Our #FridaySocial is a weekly round-up of the key social media news stories from the previous seven days. Let us know your thoughts in the comments or via Twitter – @Umpf
In response to community feedback, which revealed that users think posts from businesses and brands are overshadowing the more personal and emotional moments, Facebook’s co-founder Mark Zuckerberg has announced that the network is changing.
In the first stage of the roll-out, users will notice more content from their friends and family, as well as posts from groups. There will also be less public content from businesses, brands, and media, with Facebook encouraging those pages to implement more meaningful strategies.
Zuckerberg has said that he predicts the time users spend on Facebook will go down, as well as declining levels of engagement. In his words “By focusing on bringing people closer together – whether it’s with family and friends, or around important moments in the world – we can help make sure that Facebook is time well spent.”
Infidelity over social media has taken a new form: micro-cheating.
Australian Psychologist Melanie Schilling told the Daily Mail “Micro-cheating is a series of seemingly small actions that indicate a person is emotionally or physically focused on someone outside of the relationship.”

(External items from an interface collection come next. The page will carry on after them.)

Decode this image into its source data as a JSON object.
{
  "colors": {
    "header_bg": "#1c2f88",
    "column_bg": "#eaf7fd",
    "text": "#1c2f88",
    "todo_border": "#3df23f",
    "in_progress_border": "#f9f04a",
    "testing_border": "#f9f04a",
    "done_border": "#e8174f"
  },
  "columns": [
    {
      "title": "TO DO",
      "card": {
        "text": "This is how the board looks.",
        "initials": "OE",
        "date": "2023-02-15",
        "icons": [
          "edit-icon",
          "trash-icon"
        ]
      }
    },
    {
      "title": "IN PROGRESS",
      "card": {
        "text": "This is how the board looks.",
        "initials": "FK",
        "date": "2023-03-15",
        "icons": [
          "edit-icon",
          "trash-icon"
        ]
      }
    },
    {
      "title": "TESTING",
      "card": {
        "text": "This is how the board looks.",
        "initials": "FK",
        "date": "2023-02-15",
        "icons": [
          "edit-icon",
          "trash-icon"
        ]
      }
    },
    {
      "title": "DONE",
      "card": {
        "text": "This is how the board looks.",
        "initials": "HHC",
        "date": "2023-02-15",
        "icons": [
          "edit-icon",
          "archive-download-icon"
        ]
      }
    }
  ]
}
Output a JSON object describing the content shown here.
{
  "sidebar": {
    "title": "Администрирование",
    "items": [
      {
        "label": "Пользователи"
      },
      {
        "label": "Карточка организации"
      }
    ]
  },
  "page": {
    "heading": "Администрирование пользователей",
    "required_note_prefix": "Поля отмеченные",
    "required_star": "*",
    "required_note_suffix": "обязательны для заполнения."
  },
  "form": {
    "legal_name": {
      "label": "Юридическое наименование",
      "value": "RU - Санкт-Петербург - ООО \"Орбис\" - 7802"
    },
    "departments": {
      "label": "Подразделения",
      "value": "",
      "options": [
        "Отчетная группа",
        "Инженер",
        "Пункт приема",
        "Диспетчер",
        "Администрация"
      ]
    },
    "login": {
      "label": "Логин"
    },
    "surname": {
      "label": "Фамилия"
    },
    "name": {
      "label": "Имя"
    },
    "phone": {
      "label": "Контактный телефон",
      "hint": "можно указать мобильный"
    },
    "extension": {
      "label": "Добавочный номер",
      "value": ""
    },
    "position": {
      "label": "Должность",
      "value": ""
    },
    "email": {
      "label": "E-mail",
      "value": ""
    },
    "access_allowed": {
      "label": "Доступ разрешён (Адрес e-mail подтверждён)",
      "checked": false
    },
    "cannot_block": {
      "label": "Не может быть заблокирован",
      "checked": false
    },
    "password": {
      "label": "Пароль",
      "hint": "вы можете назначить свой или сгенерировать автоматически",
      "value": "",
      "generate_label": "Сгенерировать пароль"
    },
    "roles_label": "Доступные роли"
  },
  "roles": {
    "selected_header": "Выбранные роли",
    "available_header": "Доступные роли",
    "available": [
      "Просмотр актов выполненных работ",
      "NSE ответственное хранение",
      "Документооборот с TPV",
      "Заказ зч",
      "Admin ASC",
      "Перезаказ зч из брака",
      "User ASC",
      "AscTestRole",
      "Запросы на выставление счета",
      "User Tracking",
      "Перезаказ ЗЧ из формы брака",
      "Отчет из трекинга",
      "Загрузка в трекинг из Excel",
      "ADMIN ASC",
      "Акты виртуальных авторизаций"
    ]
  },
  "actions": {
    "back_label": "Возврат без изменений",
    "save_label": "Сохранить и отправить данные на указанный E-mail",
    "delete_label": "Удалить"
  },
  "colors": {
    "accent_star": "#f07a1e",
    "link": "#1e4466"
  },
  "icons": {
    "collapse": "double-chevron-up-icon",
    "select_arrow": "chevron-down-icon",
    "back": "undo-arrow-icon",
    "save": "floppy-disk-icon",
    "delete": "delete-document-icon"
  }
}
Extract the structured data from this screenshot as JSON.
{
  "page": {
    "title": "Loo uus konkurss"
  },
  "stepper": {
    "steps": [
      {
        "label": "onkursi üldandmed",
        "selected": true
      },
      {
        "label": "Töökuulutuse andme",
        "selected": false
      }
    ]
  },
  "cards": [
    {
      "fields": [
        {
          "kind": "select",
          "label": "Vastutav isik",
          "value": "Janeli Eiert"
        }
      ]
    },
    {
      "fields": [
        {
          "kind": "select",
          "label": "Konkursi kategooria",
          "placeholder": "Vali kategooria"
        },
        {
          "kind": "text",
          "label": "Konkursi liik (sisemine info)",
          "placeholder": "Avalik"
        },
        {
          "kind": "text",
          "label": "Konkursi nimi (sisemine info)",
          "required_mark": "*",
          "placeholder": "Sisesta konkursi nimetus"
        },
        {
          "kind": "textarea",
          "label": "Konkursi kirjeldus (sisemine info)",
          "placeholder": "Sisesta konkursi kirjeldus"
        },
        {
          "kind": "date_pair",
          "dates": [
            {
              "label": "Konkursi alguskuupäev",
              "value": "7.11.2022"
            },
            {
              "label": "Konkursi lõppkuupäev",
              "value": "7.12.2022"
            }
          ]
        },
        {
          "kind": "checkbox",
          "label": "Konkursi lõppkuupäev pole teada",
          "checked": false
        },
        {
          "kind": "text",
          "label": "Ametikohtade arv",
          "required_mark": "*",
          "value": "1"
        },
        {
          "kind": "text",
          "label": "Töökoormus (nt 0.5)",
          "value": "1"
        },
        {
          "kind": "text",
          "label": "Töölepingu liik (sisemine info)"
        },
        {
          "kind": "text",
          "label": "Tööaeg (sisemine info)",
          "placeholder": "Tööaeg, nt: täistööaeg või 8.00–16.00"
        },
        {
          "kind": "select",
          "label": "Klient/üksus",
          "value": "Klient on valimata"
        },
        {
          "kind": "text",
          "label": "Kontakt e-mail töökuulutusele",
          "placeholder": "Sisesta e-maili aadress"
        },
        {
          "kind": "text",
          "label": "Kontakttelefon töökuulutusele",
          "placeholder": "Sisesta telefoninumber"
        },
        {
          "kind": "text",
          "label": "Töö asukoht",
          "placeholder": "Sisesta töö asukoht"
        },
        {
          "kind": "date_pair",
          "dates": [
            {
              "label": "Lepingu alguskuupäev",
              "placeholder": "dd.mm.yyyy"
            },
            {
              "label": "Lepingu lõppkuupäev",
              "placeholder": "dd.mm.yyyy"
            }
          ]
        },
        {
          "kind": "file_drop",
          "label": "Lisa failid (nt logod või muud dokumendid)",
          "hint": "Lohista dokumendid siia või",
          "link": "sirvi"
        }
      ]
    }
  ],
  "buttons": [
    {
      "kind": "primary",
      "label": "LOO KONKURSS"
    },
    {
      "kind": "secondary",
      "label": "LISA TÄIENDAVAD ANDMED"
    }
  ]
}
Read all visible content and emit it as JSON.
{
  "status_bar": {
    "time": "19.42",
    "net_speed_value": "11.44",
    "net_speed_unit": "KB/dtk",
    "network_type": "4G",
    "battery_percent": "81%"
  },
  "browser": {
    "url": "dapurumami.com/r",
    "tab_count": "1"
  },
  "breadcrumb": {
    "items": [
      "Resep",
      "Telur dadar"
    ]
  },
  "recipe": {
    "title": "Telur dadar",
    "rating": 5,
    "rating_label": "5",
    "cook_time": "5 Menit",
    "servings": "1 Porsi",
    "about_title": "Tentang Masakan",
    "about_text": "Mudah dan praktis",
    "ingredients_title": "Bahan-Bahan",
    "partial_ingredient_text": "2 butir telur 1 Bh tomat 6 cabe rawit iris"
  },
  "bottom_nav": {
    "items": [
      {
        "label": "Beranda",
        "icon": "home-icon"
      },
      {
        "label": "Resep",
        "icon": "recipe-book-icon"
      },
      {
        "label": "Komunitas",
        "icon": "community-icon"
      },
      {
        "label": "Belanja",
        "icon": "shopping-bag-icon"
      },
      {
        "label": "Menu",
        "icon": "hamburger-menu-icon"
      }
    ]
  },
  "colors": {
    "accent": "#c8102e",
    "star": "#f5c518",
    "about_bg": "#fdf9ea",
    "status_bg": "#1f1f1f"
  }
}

So how does micro-cheating rear its head? Well, it can be as simple as sending a winky face or aubergine emoji, liking a photo from weeks ago, or following your ex and liking their selfies.
Instagram is testing a brand new feature for its Stories. ‘Type’ is shining a spotlight on written stories, allowing users to type in a range of different fonts on a pre-selected background or their own image.
Additionally, in a similar move to rival Snapchat, Instagram is also testing the capability to send a notification when someone takes a screenshot of a story.
On the first offense, a warning notification will pop up on your screen. However, any future sneaky screenshotting will result in a notification being pushed to the other person.
Read more about these developments here.
YouTube is changing its eligibility requirement for monetisation from 10,000 lifetime views to 4,000 hours of watch time within the past 12 months and 1,000 subscribers.
In a blog post, YouTube said “We’re making changes to address the issues that affected our community in 2017 so we can prevent bad actors from harming the inspiring and original creators around the world who make their living on YouTube.”
“A big part of that effort will be strengthening our requirements for monetization so spammers, impersonators, and other bad actors can’t hurt our ecosystem or take advantage of you, while continuing to reward those who make our platform great.”
The move seems to penalise smaller YouTubers, but it’s the site’s attempt to address the issues affecting its community.
Facebook has started testing its new ‘Watch Party’ feature which allows groups to watch and engage with videos at the same time.
The feature allows any video, whether it’s live or pre-recorded, to be included in a ‘Watch Party’ and seems to be part of Facebook’s continuing attempts to make the network more sociable and engaging.
Read more here.
PR & social media, with a bit more